Alison R. Fout
Professor Fout received her undergraduate degree in chemistry from Gannon University in 2002 and a M.S. from the University of North Carolina at Charlotte in 2004. In 2009 she received her Ph.D. from Indiana University and was the 2010 recipient of the American Chemical Society Division of Inorganic Chemistry Young Investigator Award for her research at Indiana. From 2009-2012 she was both a Mary Fieser and NIH Postdoctoral Fellow at Harvard University. Alison joined the faculty at the University of Illinois at Urbana-Champaign in 2012.
- synthetic inorganic and organometallic chemistry applied to bioinorganic, catalysis, and small molecule activation
The Fout research program focuses on the synthesis of ligand architectures that can support transition metal complexes capable of mediating unusual transformations for biological, environmental and energy problems. Our main curiosities stem from catalytic, synthetic inorganic, and bioinorganic chemistry. The group is interested in using synthesis, reactivity, and mechanistic studies to understand the activation of small molecules by low-coordinate transition metal-ligand multiple bonds.
Bioinorganic: We are interested in developing synthetic systems containing structural and functional motifs found within the particular architecture of metalloproteins. Our approach to facilitate multi-electron transformations is to use a ligand scaffold with two key features: 1) a hydrogen-bonding network to stabilize reactive intermediates and channel substrates toward the metal center; 2) a redox active phenol or tyrosine. The design of new synthetic systems that are tailored to particular functions will provide insight into the reactivity of targeted metalloproteins.
Synthetic Inorganic and Catalysis: First-row transition metals are more abundant, less toxic and more cost efficient than the second and third-row congeners. We are interested in using first-row transition metal complexes in both stoichiometric and catalytic transformations to effect the reactive scope currently observed by their heavier counterparts. Using strong-field ligands facilitates desired chemical reactivity by suppressing one electron pathways, resulting in new catalysts for two electron bond-making and bond-breaking processes, e.g. oxidative addition and reductive elimination. Iron, cobalt and nickel catalysts are primary targets for their ability to parallel second and third-row transition metal catalysts. A related topic of interest involves using sterically encumbering ligands to target high-valent coordinatively unsaturated metal complexes for the intermolecular C-H bond activation of alkenes or arenes.

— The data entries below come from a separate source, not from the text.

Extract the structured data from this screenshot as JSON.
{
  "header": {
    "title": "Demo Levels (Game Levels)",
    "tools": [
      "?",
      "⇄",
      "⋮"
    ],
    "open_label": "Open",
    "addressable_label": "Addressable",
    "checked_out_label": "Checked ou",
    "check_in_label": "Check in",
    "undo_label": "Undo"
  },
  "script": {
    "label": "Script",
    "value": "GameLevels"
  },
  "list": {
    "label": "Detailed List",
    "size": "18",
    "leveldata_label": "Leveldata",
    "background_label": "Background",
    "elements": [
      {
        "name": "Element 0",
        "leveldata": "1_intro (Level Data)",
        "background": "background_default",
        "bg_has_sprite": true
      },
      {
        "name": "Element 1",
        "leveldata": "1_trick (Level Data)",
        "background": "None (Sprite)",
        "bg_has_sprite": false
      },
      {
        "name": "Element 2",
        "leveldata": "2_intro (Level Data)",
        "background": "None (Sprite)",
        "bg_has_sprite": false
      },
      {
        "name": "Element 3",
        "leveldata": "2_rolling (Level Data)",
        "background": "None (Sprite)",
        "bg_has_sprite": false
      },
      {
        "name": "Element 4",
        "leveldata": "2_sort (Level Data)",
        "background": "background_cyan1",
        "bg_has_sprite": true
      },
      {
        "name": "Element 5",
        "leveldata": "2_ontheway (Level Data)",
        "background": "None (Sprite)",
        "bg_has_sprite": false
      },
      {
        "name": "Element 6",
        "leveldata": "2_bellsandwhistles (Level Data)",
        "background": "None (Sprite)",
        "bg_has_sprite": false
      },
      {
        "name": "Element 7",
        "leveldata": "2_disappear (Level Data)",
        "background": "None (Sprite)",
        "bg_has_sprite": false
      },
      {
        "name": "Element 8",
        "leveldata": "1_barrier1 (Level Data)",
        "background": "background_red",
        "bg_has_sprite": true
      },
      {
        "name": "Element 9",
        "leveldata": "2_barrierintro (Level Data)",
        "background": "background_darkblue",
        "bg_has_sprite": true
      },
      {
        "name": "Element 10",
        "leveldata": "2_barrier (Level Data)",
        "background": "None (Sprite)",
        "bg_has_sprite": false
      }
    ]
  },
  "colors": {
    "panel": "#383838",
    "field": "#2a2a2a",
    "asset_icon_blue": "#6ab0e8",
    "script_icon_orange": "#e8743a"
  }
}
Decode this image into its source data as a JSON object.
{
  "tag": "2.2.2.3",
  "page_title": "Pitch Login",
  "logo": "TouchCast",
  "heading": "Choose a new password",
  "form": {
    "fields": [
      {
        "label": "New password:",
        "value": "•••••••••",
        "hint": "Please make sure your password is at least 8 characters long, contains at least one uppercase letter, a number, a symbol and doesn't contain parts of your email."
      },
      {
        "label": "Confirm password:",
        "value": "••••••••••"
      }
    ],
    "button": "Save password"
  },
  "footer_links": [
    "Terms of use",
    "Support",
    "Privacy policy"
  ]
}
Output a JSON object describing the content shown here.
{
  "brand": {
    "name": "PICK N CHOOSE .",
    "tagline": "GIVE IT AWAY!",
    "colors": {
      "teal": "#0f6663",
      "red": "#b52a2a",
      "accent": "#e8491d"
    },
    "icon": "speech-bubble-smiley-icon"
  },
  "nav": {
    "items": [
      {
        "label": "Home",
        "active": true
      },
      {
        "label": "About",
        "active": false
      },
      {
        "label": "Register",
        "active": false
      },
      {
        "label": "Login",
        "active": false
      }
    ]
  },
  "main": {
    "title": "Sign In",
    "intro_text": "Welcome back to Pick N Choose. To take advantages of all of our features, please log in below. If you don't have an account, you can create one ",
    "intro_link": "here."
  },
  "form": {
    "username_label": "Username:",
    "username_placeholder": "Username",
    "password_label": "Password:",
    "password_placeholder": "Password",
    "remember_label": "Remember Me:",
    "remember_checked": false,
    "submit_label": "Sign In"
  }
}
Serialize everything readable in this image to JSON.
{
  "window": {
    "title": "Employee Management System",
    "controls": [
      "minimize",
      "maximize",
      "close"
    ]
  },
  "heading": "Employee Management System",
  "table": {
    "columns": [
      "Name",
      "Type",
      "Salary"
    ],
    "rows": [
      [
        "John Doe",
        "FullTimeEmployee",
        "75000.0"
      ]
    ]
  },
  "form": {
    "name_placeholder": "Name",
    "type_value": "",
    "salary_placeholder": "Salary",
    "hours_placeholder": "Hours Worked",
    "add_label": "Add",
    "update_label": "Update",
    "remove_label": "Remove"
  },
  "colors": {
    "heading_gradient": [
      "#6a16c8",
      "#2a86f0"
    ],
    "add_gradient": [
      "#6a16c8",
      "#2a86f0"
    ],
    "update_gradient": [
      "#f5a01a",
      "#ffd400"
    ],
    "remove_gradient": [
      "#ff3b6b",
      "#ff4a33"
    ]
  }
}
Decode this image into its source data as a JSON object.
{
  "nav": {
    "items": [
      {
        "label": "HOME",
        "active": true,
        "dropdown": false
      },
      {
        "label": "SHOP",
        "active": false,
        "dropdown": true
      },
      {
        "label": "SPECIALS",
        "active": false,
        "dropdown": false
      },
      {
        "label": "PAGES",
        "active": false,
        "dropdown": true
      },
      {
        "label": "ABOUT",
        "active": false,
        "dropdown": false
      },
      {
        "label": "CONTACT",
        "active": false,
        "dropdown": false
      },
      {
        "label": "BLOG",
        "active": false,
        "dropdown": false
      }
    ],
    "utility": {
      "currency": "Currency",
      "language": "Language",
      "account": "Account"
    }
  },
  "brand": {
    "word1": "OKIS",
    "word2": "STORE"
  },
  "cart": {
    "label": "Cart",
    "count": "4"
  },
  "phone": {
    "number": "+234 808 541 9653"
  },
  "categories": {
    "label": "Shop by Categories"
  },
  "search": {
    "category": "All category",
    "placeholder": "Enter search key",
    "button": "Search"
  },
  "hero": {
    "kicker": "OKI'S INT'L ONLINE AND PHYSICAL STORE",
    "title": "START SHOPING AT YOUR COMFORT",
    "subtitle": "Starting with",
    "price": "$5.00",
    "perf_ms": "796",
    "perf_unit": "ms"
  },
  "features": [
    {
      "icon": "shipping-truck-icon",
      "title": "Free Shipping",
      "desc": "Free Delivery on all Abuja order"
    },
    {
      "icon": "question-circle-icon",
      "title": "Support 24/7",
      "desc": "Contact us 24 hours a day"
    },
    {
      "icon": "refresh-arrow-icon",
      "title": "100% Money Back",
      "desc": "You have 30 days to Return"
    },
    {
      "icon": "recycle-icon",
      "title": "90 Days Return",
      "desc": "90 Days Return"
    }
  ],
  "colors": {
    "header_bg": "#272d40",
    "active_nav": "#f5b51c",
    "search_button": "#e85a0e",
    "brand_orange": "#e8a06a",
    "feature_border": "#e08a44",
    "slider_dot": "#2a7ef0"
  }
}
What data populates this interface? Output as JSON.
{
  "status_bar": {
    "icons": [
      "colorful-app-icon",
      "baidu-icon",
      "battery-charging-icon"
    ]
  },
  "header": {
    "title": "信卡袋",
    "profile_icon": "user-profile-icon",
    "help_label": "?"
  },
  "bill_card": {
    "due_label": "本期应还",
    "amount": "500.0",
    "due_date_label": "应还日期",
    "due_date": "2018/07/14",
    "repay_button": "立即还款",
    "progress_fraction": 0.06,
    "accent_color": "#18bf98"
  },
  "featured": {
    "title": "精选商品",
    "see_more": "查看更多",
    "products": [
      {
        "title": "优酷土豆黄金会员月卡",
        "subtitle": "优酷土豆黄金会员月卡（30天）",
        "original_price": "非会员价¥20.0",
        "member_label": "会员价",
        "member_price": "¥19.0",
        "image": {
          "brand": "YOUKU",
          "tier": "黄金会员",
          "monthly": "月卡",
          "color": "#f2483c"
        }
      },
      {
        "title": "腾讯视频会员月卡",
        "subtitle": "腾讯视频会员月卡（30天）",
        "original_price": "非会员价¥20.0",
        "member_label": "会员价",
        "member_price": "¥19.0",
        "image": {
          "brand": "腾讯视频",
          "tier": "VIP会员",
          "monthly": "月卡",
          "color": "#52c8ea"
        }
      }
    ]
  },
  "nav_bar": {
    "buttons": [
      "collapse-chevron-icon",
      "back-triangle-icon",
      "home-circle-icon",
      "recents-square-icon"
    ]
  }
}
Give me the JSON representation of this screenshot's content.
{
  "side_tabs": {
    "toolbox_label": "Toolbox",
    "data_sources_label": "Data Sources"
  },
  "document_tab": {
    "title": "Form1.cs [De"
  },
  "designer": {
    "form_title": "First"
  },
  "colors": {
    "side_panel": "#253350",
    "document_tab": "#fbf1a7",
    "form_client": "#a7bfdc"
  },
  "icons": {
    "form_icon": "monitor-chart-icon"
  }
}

Students in the group will develop a strong foundation in synthetic organometallic chemistry while developing familiarity with spectroscopic techniques including multinuclear NMR, electron paramagnetic resonance, magnetometry, X-ray crystallography, IR, UV-vis, Mössbauer, and electrochemistry.
Distinctions / Awards
- 2015 Marion Milligan Mason Award for Women in the Chemical Sciences (AAAS)
- 2014 NSF Faculty Early Career Development (CAREER) Award
- 2010 American Chemical Society Division of Inorganic Chemistry Young Investigators Award
- 2010-2012 NIH Postdoctoral Fellow
- 2009 Mary Fieser Postdoctoral Fellowship, Harvard University
- 2008 Felix Haurowitz Award, Indiana University
- 2008 College of Arts and Sciences Dissertation Year Research Fellowship, Indiana University
- 2008 Bernice Eastwood Covalt Memorial Scholarship, Indiana University
- 2008 James H. Coon Sciences Prize, Indiana University